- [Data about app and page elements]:
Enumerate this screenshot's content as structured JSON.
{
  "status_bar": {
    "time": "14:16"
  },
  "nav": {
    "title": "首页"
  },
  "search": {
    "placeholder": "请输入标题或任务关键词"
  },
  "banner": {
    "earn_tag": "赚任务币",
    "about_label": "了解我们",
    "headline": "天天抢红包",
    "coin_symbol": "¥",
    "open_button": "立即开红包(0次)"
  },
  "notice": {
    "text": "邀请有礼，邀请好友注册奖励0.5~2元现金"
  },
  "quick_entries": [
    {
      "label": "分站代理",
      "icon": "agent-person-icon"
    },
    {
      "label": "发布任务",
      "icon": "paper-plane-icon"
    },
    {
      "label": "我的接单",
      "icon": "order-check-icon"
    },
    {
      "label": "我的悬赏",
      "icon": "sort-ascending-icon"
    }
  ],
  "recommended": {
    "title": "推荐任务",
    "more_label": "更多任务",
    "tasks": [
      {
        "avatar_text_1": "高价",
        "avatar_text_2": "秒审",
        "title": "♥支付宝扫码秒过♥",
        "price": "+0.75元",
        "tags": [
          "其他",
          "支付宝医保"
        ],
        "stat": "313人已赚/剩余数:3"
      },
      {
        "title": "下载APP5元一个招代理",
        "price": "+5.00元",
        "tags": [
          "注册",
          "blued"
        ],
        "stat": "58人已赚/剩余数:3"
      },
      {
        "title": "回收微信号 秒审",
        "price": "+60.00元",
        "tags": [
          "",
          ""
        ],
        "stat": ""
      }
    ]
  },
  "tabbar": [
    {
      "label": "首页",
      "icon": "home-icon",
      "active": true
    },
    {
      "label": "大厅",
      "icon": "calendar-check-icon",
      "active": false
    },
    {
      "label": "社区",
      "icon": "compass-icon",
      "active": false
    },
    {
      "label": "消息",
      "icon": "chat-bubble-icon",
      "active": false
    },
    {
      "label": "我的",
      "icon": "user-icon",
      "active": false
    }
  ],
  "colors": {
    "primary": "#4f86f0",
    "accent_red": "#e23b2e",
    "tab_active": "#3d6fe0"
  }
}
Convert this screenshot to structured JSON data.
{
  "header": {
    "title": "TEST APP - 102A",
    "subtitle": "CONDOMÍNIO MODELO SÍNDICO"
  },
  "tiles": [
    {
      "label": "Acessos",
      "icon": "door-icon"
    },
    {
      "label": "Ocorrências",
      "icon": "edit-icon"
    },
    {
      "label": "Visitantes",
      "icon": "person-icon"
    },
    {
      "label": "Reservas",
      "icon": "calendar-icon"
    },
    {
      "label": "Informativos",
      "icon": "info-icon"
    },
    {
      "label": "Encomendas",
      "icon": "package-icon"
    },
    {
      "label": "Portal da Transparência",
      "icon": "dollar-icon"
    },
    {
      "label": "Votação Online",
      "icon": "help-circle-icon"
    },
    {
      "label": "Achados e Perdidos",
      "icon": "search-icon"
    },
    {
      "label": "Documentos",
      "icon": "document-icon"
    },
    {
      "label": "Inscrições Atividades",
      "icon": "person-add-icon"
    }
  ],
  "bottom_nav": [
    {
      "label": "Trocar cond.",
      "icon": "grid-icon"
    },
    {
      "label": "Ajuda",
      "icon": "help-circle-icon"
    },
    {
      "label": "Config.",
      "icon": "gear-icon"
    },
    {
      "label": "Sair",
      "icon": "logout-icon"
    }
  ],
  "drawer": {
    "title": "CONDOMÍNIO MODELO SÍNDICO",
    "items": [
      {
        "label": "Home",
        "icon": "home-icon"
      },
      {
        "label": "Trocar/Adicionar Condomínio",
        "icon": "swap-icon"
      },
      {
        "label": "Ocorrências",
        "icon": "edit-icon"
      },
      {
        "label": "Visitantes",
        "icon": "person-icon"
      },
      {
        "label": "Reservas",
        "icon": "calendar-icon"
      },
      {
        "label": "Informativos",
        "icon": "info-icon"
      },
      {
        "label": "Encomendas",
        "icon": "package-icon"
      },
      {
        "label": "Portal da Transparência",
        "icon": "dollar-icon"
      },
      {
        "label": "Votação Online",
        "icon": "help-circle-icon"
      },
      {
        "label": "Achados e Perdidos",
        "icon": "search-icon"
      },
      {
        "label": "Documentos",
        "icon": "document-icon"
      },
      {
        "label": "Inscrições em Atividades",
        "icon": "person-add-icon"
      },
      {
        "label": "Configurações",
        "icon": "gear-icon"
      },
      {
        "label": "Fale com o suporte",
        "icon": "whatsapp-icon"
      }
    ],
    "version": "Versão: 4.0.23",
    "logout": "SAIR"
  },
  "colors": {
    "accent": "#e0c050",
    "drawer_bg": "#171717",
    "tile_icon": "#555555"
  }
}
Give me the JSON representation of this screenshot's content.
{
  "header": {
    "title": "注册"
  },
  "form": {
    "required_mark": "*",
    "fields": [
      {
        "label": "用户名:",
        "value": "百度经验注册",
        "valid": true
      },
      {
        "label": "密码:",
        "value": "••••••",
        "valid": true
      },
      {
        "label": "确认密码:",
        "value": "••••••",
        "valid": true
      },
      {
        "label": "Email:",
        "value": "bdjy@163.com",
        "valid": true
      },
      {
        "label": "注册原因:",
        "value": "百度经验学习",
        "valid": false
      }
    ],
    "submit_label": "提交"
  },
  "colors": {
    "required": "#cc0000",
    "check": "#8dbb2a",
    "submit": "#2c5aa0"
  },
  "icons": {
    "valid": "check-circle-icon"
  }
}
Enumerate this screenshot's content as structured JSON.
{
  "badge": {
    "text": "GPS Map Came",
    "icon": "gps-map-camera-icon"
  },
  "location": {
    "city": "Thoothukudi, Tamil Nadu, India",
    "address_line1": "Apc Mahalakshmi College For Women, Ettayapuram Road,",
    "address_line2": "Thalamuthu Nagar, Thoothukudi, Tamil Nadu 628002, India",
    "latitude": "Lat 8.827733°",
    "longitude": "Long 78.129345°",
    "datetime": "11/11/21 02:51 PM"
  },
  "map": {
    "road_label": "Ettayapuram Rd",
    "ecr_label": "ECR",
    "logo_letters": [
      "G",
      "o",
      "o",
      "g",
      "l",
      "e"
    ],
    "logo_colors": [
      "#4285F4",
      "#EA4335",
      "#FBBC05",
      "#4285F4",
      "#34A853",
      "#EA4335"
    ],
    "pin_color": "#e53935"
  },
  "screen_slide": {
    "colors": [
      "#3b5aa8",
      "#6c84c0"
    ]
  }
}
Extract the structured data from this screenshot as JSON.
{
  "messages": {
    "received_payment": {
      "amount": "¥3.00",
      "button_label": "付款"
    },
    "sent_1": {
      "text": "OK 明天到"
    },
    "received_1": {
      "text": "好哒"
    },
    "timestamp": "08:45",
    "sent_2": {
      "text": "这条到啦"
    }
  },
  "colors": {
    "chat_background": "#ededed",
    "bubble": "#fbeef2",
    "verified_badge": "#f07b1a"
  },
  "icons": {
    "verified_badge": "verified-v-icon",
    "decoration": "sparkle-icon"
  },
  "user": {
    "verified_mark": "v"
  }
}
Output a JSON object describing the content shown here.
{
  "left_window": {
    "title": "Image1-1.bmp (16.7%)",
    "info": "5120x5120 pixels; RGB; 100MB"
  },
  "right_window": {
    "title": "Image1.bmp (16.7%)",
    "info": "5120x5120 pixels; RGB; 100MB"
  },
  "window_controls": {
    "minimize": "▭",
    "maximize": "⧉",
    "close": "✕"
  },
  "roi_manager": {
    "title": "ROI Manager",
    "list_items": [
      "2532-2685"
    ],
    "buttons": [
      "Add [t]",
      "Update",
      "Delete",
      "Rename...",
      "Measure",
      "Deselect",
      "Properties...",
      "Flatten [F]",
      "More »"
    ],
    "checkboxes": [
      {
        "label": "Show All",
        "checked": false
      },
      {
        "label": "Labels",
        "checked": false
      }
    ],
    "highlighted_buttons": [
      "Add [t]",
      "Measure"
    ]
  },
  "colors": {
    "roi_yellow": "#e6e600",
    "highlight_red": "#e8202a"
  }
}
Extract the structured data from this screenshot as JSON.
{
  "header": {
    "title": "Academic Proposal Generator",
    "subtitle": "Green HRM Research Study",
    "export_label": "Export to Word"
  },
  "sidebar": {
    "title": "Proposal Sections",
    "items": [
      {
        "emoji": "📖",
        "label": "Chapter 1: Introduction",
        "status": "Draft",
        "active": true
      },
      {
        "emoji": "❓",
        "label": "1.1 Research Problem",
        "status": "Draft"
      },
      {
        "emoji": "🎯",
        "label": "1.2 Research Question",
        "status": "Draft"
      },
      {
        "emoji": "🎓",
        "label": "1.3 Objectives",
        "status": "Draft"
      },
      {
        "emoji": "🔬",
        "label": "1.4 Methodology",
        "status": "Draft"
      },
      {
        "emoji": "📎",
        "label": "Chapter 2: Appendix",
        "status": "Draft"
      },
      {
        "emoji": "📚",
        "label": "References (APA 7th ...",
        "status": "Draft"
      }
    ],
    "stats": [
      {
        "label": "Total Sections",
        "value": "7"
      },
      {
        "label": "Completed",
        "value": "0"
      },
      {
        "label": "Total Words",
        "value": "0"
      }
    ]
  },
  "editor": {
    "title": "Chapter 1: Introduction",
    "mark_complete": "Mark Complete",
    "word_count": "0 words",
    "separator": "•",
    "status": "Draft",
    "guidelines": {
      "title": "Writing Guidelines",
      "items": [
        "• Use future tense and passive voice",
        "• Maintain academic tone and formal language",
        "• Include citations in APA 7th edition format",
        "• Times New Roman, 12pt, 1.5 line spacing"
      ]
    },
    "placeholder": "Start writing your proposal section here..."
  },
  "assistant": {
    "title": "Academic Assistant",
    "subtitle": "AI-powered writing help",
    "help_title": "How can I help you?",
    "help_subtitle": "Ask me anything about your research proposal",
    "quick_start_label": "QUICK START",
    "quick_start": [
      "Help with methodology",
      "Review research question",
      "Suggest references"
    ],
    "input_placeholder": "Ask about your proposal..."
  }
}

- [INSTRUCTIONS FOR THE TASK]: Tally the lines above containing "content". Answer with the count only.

- [SOLUTION TO THE PROBLEM]: 4